Volleyball setting up the absence rates for seventh period

Zach Tyson, Staff reporter

Mikaila Miller, a sophomore, plays varsity volleyball and while it is the second month of school she already has 17 absences, which are excused but not her homework. 

These absences can lead to a lot of built up work for the student to do because of the missing  class time and all the classwork done in class turning into homework. 

Seventh period occurs at the end of the day when most students get out at 2:40 p.m., others stay around for their last class of the day and get out at 3:40 p.m.. However, some students who have seventh period also play school sports and this causes some students to miss many seventh period classes. At Sequoia High School these students are still required to get the work done for the classes. 

“I always try to get my work done as quickly as possible in class, and if I don’t I get it done at home, and if I miss anything I communicate with my classmates and teacher to see what I’ve missed and to get it done as soon as possible,” Miller said. 

Sometimes though, a student can’t do it all at home because it is a test given in class. Teachers who teach seventh period classes take into consideration the students missing classes for school sports and how to get around this so students get the full learning experience. 

“I’ve definitely had to extend deadlines for assignments, along with having make-up quizzes.
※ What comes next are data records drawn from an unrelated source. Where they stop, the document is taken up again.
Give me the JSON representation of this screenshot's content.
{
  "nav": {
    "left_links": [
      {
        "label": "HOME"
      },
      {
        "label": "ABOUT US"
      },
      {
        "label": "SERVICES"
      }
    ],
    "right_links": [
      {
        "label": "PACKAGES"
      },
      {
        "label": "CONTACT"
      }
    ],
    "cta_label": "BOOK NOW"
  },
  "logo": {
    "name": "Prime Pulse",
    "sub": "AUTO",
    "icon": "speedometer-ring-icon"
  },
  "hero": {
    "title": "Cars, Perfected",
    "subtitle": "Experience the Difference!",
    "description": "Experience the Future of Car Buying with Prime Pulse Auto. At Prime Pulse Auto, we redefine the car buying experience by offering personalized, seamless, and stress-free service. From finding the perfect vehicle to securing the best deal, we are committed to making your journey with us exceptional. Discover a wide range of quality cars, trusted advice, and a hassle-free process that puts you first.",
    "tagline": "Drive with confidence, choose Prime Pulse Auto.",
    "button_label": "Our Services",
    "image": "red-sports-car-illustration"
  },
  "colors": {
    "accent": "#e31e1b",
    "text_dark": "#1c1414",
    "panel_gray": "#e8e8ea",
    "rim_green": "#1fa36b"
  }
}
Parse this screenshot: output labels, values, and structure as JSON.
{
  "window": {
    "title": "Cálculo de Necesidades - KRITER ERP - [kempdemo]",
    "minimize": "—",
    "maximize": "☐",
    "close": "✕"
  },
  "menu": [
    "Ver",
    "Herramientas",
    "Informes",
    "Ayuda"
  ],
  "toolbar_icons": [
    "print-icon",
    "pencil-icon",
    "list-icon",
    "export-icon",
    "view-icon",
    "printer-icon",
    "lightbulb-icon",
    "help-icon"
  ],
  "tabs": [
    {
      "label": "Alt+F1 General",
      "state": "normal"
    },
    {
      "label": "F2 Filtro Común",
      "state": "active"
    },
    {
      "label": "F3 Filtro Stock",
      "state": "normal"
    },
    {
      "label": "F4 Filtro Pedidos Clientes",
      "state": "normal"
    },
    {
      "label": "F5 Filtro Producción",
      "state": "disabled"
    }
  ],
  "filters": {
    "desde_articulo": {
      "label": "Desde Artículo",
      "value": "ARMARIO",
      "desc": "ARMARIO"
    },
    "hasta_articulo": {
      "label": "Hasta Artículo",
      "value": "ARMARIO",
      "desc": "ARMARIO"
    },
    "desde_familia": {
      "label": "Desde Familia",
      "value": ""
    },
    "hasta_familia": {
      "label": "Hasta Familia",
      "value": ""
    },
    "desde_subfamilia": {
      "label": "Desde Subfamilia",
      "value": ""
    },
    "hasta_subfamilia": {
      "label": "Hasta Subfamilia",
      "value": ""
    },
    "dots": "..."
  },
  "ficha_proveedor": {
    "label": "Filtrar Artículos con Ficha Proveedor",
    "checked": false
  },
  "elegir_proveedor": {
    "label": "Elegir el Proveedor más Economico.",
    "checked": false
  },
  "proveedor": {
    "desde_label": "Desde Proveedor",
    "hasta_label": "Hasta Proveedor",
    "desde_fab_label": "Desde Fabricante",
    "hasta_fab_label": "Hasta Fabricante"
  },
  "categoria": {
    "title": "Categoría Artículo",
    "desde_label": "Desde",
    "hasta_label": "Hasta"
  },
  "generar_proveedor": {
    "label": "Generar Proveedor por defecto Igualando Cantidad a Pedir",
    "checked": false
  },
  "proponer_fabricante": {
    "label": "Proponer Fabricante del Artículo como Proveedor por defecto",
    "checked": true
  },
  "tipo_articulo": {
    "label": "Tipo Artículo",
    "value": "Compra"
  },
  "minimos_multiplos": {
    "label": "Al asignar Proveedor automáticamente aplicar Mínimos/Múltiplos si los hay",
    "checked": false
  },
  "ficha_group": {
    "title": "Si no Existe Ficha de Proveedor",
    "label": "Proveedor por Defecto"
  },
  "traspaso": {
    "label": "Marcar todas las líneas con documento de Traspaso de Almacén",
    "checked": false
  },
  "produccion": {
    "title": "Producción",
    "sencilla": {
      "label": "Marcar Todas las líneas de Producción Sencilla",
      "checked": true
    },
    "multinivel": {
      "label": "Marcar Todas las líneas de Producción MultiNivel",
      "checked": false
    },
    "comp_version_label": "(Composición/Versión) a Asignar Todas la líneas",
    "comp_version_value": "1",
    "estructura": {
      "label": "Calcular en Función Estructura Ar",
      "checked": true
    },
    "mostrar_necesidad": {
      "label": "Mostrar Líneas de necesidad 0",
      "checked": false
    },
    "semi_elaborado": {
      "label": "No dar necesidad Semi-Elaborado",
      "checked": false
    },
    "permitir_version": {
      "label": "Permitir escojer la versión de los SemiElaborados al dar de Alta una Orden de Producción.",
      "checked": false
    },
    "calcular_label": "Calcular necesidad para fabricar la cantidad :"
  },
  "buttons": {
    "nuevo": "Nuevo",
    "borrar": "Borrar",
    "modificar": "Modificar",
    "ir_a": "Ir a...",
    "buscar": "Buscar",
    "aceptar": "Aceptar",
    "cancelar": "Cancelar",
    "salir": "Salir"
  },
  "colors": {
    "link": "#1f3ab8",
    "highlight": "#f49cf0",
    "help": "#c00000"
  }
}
Doing these things are all fine as long as the student communicates.” history teacher Dustin Waters said. 

Students can still struggle with missing class time because some things happen in class that only happen in class and can’t be made up at home.

“There have been times where I just completely miss what happens in class and it’s hard to catch up on the days I’m in class, and have to ask friends for help,” Miller said. 

Sometimes schedules get complicated and some classes are dropped or moved around throughout the early months of school. 

“I’ve never actually had someone drop the class, as long as they are organized and communicate well with me, things tend to work out and students do well in the year,” Waters said. 

Sports and school are constantly conflicting with each other, but it teaches things that are used later in life. 

Nardini is a junior varsity volleyball player for Sequoia High School. 

Not only time management, and advocating for yourself, but communicating as a whole is an important aspect.

“Communicating with your teacher is very important, because I miss many days because of volleyball, and if I don’t know what I’ve missed then I’ll be very lost and won’t understand what I’m doing in class,”Miller said.

“I took seventh period freshman year but it’s a lot more different now because last year was online school, however it’s manageable just gotta make sure to communicate with my teacher,” Nardini said.  

Everyone, Miller, Nardini, and Waters emphasized the importance of  communication while playing sports and taking a 7th period. 

Juggling academics and sports is not new, as Miller expects it to happen throughout high school and has experience from middle school.

“I have taken a 0 period in middle school, but this is the first time I’ve ever taken a seventh period class and along with missing some class time it’s stressful, but doable,” Miller said. 

In the conversation with Miller and Nardini they both provide tips to future students in this situation.

“Get as much work done as you can in class, and make sure you communicate with your teacher well, and don’t get lazy because you’ll fall behind, and maybe keep a planner to be on top of everything.”